#### [WORK REQUIRED]
Collect every line of the records below that contains the word "CTRL".
======== MATERIAL FOR THIS EXERCISE ========
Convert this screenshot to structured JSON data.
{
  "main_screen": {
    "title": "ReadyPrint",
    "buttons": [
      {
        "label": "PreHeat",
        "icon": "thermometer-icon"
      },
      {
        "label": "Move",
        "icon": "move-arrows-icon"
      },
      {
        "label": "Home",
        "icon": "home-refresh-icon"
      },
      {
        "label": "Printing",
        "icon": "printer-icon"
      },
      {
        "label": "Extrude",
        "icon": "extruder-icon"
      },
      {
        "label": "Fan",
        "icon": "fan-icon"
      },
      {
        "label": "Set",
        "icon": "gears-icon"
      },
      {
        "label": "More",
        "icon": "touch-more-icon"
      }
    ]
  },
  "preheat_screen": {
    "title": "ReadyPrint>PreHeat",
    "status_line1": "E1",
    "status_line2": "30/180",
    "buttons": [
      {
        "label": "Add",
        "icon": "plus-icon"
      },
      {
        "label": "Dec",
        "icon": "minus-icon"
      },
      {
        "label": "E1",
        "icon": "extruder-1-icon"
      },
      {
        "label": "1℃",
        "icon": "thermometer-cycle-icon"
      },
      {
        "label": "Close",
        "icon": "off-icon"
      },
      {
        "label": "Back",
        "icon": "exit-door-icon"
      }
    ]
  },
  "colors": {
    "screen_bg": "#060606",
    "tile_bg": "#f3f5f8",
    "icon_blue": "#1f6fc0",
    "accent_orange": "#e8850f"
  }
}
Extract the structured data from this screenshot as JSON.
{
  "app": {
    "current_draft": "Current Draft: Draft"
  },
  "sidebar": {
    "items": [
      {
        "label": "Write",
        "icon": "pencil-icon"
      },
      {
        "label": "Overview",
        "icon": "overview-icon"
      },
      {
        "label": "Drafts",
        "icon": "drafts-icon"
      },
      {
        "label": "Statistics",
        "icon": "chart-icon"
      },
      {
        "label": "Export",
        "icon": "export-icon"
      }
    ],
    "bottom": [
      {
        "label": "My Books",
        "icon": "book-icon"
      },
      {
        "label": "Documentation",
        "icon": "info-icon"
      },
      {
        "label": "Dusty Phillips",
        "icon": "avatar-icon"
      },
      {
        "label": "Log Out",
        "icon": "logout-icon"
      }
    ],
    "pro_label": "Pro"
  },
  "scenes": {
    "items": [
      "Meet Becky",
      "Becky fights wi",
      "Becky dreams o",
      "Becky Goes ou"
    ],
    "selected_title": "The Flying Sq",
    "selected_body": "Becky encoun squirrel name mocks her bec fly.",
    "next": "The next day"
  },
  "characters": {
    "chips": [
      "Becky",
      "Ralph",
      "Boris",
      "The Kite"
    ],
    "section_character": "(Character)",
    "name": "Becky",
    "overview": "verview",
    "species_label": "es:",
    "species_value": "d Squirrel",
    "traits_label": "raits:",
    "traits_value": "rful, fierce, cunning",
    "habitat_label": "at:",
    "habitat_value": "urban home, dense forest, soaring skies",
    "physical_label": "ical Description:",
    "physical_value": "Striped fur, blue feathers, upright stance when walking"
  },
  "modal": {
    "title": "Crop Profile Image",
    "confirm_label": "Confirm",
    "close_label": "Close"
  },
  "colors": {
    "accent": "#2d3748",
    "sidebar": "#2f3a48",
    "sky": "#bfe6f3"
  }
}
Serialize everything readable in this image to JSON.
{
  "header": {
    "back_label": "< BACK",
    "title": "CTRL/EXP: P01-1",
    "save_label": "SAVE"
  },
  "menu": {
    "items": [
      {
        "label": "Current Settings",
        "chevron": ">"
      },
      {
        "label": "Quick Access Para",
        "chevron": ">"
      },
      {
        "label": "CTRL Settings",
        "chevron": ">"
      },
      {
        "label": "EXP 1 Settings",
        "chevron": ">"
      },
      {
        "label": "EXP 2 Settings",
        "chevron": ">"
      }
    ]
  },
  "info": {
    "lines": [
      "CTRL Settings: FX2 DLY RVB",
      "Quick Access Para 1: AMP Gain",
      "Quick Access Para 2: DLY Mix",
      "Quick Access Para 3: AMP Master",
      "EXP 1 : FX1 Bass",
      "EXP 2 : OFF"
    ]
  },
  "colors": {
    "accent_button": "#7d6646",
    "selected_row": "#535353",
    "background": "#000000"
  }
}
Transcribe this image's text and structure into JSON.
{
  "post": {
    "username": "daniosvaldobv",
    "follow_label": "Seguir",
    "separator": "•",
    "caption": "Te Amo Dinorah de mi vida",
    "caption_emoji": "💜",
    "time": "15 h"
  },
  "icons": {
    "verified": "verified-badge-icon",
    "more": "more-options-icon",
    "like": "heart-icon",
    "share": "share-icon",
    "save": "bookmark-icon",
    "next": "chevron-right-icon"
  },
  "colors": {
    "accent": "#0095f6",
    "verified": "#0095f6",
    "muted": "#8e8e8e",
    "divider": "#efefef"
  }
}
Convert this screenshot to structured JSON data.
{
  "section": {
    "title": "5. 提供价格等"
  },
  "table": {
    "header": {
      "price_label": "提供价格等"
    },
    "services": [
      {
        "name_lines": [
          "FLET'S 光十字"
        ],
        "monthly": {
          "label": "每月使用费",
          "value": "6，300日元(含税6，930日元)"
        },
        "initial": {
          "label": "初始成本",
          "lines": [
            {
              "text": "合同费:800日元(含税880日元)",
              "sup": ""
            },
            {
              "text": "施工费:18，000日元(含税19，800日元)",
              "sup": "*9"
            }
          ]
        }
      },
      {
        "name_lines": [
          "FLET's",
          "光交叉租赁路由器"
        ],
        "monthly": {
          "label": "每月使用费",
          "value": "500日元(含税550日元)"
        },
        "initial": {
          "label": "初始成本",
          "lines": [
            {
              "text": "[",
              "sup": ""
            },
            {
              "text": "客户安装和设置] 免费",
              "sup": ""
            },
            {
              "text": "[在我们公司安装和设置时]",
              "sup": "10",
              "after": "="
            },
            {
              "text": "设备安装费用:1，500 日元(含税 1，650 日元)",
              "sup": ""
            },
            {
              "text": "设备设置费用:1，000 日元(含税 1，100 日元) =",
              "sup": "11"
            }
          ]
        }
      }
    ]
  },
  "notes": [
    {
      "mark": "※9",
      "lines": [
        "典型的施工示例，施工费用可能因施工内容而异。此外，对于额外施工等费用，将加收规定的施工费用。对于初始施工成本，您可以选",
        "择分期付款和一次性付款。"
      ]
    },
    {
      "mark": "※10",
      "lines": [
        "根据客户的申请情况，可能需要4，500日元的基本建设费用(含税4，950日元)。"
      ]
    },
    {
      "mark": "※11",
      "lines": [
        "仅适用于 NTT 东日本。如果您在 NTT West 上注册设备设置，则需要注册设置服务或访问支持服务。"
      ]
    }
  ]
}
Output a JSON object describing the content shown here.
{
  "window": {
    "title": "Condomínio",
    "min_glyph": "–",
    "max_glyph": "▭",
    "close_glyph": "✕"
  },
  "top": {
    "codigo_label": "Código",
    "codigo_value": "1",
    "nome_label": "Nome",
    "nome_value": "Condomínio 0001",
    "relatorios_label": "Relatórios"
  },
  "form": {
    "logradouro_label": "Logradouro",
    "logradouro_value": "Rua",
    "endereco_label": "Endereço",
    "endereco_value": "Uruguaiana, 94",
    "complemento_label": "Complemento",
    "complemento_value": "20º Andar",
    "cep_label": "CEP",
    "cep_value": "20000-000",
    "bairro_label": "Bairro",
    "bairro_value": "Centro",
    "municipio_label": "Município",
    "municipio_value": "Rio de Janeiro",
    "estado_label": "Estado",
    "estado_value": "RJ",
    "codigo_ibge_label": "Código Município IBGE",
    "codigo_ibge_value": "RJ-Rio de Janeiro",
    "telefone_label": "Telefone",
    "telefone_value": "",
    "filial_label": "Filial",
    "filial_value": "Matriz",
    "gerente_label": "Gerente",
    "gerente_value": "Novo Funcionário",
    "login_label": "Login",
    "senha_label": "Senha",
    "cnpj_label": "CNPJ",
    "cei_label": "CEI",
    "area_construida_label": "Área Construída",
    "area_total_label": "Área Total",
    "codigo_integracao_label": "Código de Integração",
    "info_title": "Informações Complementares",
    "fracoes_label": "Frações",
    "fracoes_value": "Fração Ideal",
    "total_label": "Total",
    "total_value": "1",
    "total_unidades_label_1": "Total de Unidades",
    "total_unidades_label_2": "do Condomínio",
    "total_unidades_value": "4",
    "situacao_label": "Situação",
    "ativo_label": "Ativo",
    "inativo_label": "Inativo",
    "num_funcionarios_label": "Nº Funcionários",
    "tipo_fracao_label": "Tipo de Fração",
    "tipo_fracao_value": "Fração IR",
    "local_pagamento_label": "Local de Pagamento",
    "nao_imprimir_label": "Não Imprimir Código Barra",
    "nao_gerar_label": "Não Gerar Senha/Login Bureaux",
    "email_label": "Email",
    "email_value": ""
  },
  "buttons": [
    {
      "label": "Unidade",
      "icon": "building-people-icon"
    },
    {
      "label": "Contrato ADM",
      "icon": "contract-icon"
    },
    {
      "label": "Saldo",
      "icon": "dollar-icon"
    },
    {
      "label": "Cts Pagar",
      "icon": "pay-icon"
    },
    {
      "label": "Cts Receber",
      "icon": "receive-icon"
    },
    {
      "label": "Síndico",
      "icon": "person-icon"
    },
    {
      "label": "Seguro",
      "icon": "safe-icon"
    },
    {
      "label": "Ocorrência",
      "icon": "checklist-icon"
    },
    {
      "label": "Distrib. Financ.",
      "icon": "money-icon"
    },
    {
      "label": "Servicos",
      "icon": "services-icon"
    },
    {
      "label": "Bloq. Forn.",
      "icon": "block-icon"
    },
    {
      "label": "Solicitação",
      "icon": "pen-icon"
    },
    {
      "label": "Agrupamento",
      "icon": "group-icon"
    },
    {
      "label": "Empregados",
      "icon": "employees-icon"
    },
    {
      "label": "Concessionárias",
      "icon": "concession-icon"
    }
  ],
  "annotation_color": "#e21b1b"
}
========
#### [YOUR SOLUTION]
    "title": "CTRL/EXP: P01-1",
        "label": "CTRL Settings",
      "CTRL Settings: FX2 DLY RVB",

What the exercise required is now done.